In the records below, which lines include "data"? Copy them.

• Supplied records:
-------

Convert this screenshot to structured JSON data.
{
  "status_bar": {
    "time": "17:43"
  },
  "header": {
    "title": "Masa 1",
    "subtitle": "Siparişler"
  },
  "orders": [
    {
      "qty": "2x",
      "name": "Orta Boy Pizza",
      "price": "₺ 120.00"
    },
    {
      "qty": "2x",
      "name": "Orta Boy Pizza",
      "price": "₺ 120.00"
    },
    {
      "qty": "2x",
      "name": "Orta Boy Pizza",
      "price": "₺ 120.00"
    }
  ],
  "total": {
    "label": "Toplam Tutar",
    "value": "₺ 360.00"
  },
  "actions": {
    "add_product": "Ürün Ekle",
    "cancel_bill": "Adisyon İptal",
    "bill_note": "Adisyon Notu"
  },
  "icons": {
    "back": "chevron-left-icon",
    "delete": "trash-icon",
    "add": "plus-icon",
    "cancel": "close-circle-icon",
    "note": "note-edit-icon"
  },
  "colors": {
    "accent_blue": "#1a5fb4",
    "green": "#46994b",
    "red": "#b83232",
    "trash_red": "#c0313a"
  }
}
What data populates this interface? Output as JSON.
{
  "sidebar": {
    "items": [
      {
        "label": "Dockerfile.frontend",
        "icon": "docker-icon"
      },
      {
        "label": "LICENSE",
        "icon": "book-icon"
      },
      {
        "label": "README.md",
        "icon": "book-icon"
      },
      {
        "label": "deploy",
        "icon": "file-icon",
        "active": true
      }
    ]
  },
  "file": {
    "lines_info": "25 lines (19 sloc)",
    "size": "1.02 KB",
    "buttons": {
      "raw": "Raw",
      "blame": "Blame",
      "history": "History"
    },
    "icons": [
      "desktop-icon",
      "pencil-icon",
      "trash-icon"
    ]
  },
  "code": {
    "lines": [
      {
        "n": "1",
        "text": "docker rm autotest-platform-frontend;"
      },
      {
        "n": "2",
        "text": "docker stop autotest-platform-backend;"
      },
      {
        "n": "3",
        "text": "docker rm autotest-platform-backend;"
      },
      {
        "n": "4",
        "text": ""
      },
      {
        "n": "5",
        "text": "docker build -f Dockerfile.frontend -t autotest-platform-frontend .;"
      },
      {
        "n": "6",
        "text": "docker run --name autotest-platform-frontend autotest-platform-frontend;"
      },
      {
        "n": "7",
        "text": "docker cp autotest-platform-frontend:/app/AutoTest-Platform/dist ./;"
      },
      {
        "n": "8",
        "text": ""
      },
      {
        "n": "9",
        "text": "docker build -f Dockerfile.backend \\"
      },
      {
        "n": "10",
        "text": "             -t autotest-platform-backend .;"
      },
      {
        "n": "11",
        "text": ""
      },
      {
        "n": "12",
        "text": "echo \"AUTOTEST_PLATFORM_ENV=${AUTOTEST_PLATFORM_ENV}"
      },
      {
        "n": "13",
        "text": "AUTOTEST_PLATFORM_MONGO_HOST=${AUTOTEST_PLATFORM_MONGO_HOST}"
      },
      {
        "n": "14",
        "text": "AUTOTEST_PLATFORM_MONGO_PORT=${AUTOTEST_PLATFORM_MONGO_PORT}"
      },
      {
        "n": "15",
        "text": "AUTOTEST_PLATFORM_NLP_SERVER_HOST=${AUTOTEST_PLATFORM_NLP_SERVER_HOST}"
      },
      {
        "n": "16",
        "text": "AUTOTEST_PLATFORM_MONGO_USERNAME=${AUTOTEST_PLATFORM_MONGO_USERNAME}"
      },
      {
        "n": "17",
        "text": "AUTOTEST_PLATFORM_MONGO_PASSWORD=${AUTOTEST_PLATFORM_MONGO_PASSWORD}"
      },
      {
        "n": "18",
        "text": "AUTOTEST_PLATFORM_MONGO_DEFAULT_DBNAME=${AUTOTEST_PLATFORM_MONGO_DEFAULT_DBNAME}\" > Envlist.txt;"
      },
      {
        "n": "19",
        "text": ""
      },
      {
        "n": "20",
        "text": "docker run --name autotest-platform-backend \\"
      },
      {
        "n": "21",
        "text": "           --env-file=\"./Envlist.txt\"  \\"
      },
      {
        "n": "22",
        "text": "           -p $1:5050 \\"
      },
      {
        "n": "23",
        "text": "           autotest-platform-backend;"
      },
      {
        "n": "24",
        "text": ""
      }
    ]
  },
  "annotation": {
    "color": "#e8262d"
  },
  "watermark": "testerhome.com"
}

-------

• Reply to the task:
Convert this screenshot to structured JSON data.
What data populates this interface? Output as JSON.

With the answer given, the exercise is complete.